Did you know that this year we’re celebrating 20 years of the National Rural Ambassador Award? To celebrate, we’ve been catching up with the 19 individuals who have held the prestigious title since 2001.

Tim van de Molen’s been busy kicking goals since he won the national rural ambassador award in 2012. He achieved his goal of farm ownership by age 30 (with a month to spare) later that same year and in 2013 won the New Zealand Young Farmer of the Year title. 

Tim was working as a rural manager with ANZ in the Waikato (the largest dairy farming region in NZ) and managing a portfolio of farming clients across dairy, sheep and beef, and horticulture when he won the award. Outside of work, he was heavily involved with the NZ Young Farmers organisation, having served three terms on the national Board, and was also busy with the RAS as a Waikato Councillor. Not one to be idle, Tim was also serving in the NZ Army Reserves as an Infantry Officer.

Fast forward to today and he’s the Member of Parliament for Waikato and represents one of the key agricultural regions in NZ. He and wife Hilary are raising Isobella (5) and Arthur (3), managing their farm which they converted from dairy grazers and maize to asparagus in 2014, and another block they bought in 2015 where they grow maize and grass for dairy farmers. The family has also had business interests in the retail, service and online spaces. 

Tim first stepped into the show arena before he’d even stepped into a classroom. While he’s always held a long connection with the land and a passion for agricultural shows, he says the rural ambassador program gave him confidence in the agricultural sector’s future. 

“I found it hugely reassuring to know that our industry had a wide range of talented individuals developing into our future leaders, many of whom were already playing significant leadership roles,” he said. 

“I’ve always made a point of surrounding myself with positive and motivated people. Success breeds success and I had a number of senior figures across Young Farmers and RAS encourage me to enter.”

Tim considers the networks he developed to be the most valuable addition to his tool kit and said he feels incredibly fortunate to have been afforded the opportunity to take part in the program. 

“There continue to be many challenges facing our diverse primary industries and having connections across many sectors is critical to remaining informed, and helps to present a more cohesive approach to key issues. And of course, it’s just great connecting with such wonderful people,” he said. 
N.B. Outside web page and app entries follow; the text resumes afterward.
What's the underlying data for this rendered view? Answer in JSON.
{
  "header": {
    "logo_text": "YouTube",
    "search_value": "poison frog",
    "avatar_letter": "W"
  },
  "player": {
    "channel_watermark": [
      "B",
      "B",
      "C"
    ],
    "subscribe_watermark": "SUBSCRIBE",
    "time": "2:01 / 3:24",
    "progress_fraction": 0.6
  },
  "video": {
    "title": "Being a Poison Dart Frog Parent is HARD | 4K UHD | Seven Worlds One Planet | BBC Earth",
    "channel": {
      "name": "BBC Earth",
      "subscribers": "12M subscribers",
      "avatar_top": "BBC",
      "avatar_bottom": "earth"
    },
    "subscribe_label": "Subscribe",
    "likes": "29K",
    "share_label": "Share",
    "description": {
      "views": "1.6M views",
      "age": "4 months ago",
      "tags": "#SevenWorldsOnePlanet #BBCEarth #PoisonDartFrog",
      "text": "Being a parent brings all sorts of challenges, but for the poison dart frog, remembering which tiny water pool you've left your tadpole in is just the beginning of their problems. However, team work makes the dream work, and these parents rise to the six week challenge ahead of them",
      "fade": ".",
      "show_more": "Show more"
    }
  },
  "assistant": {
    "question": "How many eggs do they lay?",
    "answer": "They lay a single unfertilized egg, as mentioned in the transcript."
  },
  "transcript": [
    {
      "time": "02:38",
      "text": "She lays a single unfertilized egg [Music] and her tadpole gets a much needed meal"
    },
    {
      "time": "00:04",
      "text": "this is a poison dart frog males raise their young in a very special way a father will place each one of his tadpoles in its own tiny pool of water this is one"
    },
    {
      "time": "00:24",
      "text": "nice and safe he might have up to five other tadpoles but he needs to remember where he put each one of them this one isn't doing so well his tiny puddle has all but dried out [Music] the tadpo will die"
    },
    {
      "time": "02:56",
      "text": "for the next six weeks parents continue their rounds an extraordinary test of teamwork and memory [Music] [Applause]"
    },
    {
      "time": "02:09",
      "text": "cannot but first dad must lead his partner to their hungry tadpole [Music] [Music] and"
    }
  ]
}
“Rural communities are the heart and soul of our country with such down to earth people making a massive contribution to social and economic well being. I spend a lot of time in Wellington now, but love getting home to the farm.”